"@medical_freedom_for_mccallie does not take a pro or anti vaccine position," a recent post reads. "Our position is solely rooted in the rights and responsibilities of parents to make all medical decisions for their children. These health decisions are highly personal and private matters, and should be made without pressure from governments, businesses, and institutions."

Burns said the school's decision hinged on what's best for students and was based on the opinions of medical experts and similar decisions made by peer boarding schools and independent schools across the U.S.

"We recognize and respect that people have a range of opinions about vaccinations, including the COVID vaccine. We did a parent survey earlier this spring, and it showed us that overwhelmingly our parents were in favor of vaccination for COVID. We are going to have some exemptions for religious or medical reasons or moral or ethical reasons. But at the end of the day, we make decisions not based on noise or chatter out there, but what we think is best for the boys of the McCallie School," Burns said.

The evidence McCallie cited in communicating its decision included guidance from the Centers for Disease Control and Prevention, the U.S. Food and Drug Administration and the Tennessee and Hamilton County health departments. Dr. David Bruce, medical director of One to One Health and member of McCallie's COVID task force, hosted a webinar with McCallie parents and said one of the main questions was concern that the COVID-19 vaccine was experimental.

"I think people get this misconstrued that [the vaccine] hasn't gone through a rigorous testing, and it has. For anything to be brought to market to be used this way, even though it was the middle of a pandemic, it had certain criteria that it had to meet and exceeded all of those thresholds, both Moderna and Pfizer certainly did," Bruce told the Times Free Press last week. "We had some problems with the [Johnson and Johnson] vaccine that everyone's aware of, and it has some markers that are of concern, there's no doubt, but the CDC has deemed and the FDA has deemed that is still a very valid vaccine and should be used as part of our treatment and prevention of COVID."

Part of the reason the school announced the requirement before the end of the semester was to give families notice before summer, Burns said.

"We wanted to let our school community know just as soon after we made the decision as possible. So basically we're giving three months notice before the school year gets started, and I think that it's helpful for our school community to know that and it's easier and better and more effective to communicate that while the school committee is still gathered in session, as opposed to the summer," Burns said. "When summer gets here, people are scattered and it's harder to have everyone together to talk about it, and we want to be timely and transparent and honest in our communication with our families and with the school community."

In an email to parents sent out Friday, a McCallie official said students could exempt an exam, paper or project as a result of the school meeting its goal of 500 students receiving the COVID-19 vaccination. These kinds of incentives are not unusual at the school, spokesperson Bill Steverson told the Times Free Press Sunday, and as of Friday afternoon they had already exceeded the 500-student goal.

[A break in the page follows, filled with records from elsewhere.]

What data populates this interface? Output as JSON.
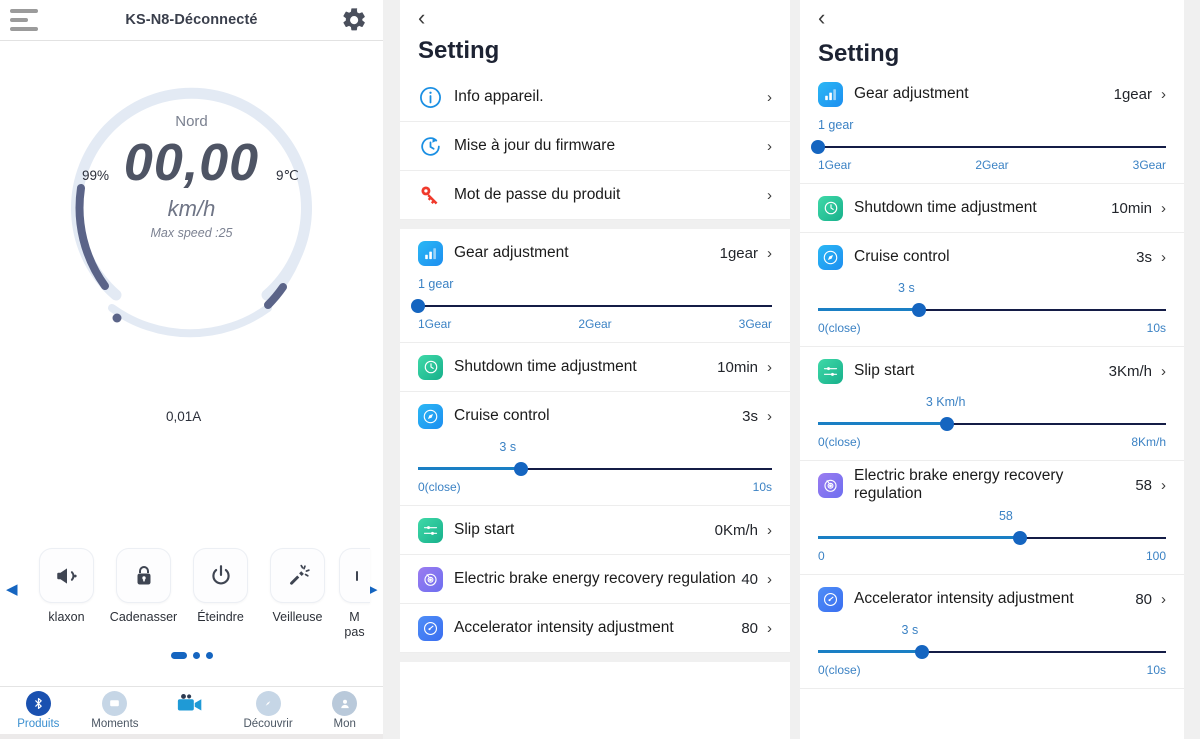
{
  "left_panel": {
    "header": {
      "title": "KS-N8-Déconnecté",
      "menu_icon": "hamburger-icon",
      "settings_icon": "gear-icon"
    },
    "gauge": {
      "battery": "99%",
      "temperature": "9℃",
      "current": "0,01A",
      "direction": "Nord",
      "speed": "00,00",
      "unit": "km/h",
      "max_speed": "Max speed :25",
      "outer_arc_color": "#5b6488",
      "inner_arc_color": "#dde5f1"
    },
    "quick_actions": {
      "prev_arrow": "◀",
      "next_arrow": "▶",
      "items": [
        {
          "label": "klaxon",
          "icon": "horn-icon"
        },
        {
          "label": "Cadenasser",
          "icon": "lock-icon"
        },
        {
          "label": "Éteindre",
          "icon": "power-icon"
        },
        {
          "label": "Veilleuse",
          "icon": "flashlight-icon"
        },
        {
          "label": "M\npas",
          "icon": "partial-icon"
        }
      ]
    },
    "tabbar": [
      {
        "label": "Produits",
        "icon": "bluetooth-icon",
        "active": true
      },
      {
        "label": "Moments",
        "icon": "chat-icon",
        "active": false
      },
      {
        "label": "",
        "icon": "video-camera-icon",
        "active": false
      },
      {
        "label": "Découvrir",
        "icon": "compass-icon",
        "active": false
      },
      {
        "label": "Mon",
        "icon": "person-icon",
        "active": false
      }
    ]
  },
  "middle_panel": {
    "back_icon": "chevron-left-icon",
    "title": "Setting",
    "rows": [
      {
        "name": "Info appareil.",
        "value": "",
        "icon": "info-circle-icon",
        "icon_style": "outline-blue",
        "chevron": "›"
      },
      {
        "name": "Mise à jour du firmware",
        "value": "",
        "icon": "firmware-update-icon",
        "icon_style": "outline-blue",
        "chevron": "›"
      },
      {
        "name": "Mot de passe du produit",
        "value": "",
        "icon": "key-icon",
        "icon_style": "outline-red",
        "chevron": "›"
      },
      {
        "name": "Gear adjustment",
        "value": "1gear",
        "icon": "bar-chart-icon",
        "icon_style": "tile-blue",
        "chevron": "›",
        "slider": {
          "current": "1 gear",
          "min_label": "1Gear",
          "mid_label": "2Gear",
          "max_label": "3Gear",
          "percent": 0
        }
      },
      {
        "name": "Shutdown time adjustment",
        "value": "10min",
        "icon": "clock-icon",
        "icon_style": "tile-green",
        "chevron": "›"
      },
      {
        "name": "Cruise control",
        "value": "3s",
        "icon": "cruise-icon",
        "icon_style": "tile-blue",
        "chevron": "›",
        "slider": {
          "current": "3 s",
          "min_label": "0(close)",
          "mid_label": "",
          "max_label": "10s",
          "percent": 29
        }
      },
      {
        "name": "Slip start",
        "value": "0Km/h",
        "icon": "slip-start-icon",
        "icon_style": "tile-green",
        "chevron": "›"
      },
      {
        "name": "Electric brake energy recovery regulation",
        "value": "40",
        "icon": "brake-recovery-icon",
        "icon_style": "tile-purple",
        "chevron": "›"
      },
      {
        "name": "Accelerator intensity adjustment",
        "value": "80",
        "icon": "accelerator-icon",
        "icon_style": "tile-indigo",
        "chevron": "›"
      }
    ]
  },
  "right_panel": {
    "back_icon": "chevron-left-icon",
    "title": "Setting",
    "rows": [
      {
        "name": "Gear adjustment",
        "value": "1gear",
        "icon": "bar-chart-icon",
        "icon_style": "tile-blue",
        "chevron": "›",
        "slider": {
          "current": "1 gear",
          "min_label": "1Gear",
          "mid_label": "2Gear",
          "max_label": "3Gear",
          "percent": 0
        }
      },
      {
        "name": "Shutdown time adjustment",
        "value": "10min",
        "icon": "clock-icon",
        "icon_style": "tile-green",
        "chevron": "›"
      },
      {
        "name": "Cruise control",
        "value": "3s",
        "icon": "cruise-icon",
        "icon_style": "tile-blue",
        "chevron": "›",
        "slider": {
          "current": "3 s",
          "min_label": "0(close)",
          "mid_label": "",
          "max_label": "10s",
          "percent": 29
        }
      },
      {
        "name": "Slip start",
        "value": "3Km/h",
        "icon": "slip-start-icon",
        "icon_style": "tile-green",
        "chevron": "›",
        "slider": {
          "current": "3 Km/h",
          "min_label": "0(close)",
          "mid_label": "",
          "max_label": "8Km/h",
          "percent": 37
        }
      },
      {
        "name": "Electric brake energy recovery regulation",
        "value": "58",
        "icon": "brake-recovery-icon",
        "icon_style": "tile-purple",
        "chevron": "›",
        "slider": {
          "current": "58",
          "min_label": "0",
          "mid_label": "",
          "max_label": "100",
          "percent": 58
        }
      },
      {
        "name": "Accelerator intensity adjustment",
        "value": "80",
        "icon": "accelerator-icon",
        "icon_style": "tile-indigo",
        "chevron": "›",
        "slider": {
          "current": "3 s",
          "min_label": "0(close)",
          "mid_label": "",
          "max_label": "10s",
          "percent": 30
        }
      }
    ]
  },
  "colors": {
    "accent_blue": "#1565c0",
    "slider_fill": "#1a7fc4",
    "slider_track": "#141c46",
    "label_blue": "#3b82c4",
    "gauge_dark": "#5b6488",
    "gauge_light": "#dde5f1"
  }
}
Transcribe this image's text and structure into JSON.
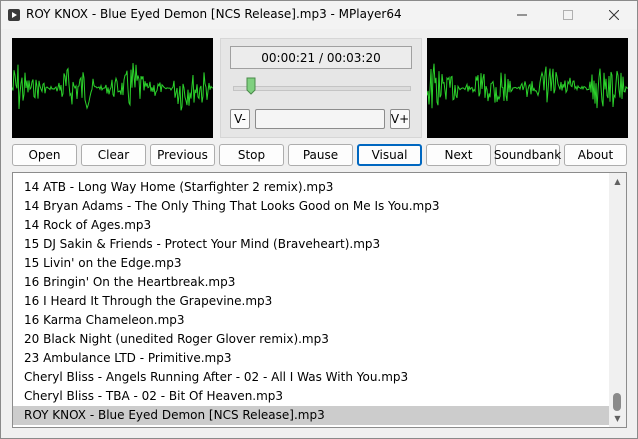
{
  "window": {
    "title": "ROY KNOX - Blue Eyed Demon [NCS Release].mp3 - MPlayer64",
    "icon": "mplayer-app-icon",
    "controls": [
      "minimize-icon",
      "maximize-icon",
      "close-icon"
    ]
  },
  "visualizer": {
    "waveform_color": "#2bd12b",
    "background": "#000000"
  },
  "player": {
    "time_display": "00:00:21 / 00:03:20",
    "seek_progress": 0.105,
    "volume_down_label": "V-",
    "volume_up_label": "V+"
  },
  "toolbar": {
    "buttons": [
      {
        "label": "Open"
      },
      {
        "label": "Clear"
      },
      {
        "label": "Previous"
      },
      {
        "label": "Stop"
      },
      {
        "label": "Pause"
      },
      {
        "label": "Visual",
        "focused": true
      },
      {
        "label": "Next"
      },
      {
        "label": "Soundbank"
      },
      {
        "label": "About"
      }
    ]
  },
  "playlist": {
    "items": [
      "14 ATB - Long Way Home (Starfighter 2 remix).mp3",
      "14 Bryan Adams - The Only Thing That Looks Good on Me Is You.mp3",
      "14 Rock of Ages.mp3",
      "15 DJ Sakin & Friends - Protect Your Mind (Braveheart).mp3",
      "15 Livin' on the Edge.mp3",
      "16 Bringin' On the Heartbreak.mp3",
      "16 I Heard It Through the Grapevine.mp3",
      "16 Karma Chameleon.mp3",
      "20 Black Night (unedited Roger Glover remix).mp3",
      "23 Ambulance LTD - Primitive.mp3",
      "Cheryl Bliss - Angels Running After - 02 - All I Was With You.mp3",
      "Cheryl Bliss - TBA - 02 - Bit Of Heaven.mp3",
      "ROY KNOX - Blue Eyed Demon [NCS Release].mp3"
    ],
    "selected_index": 12
  }
}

Contact Anika Chaturvedi at achaturvedi@timesfreepress.com or 423-757-6592.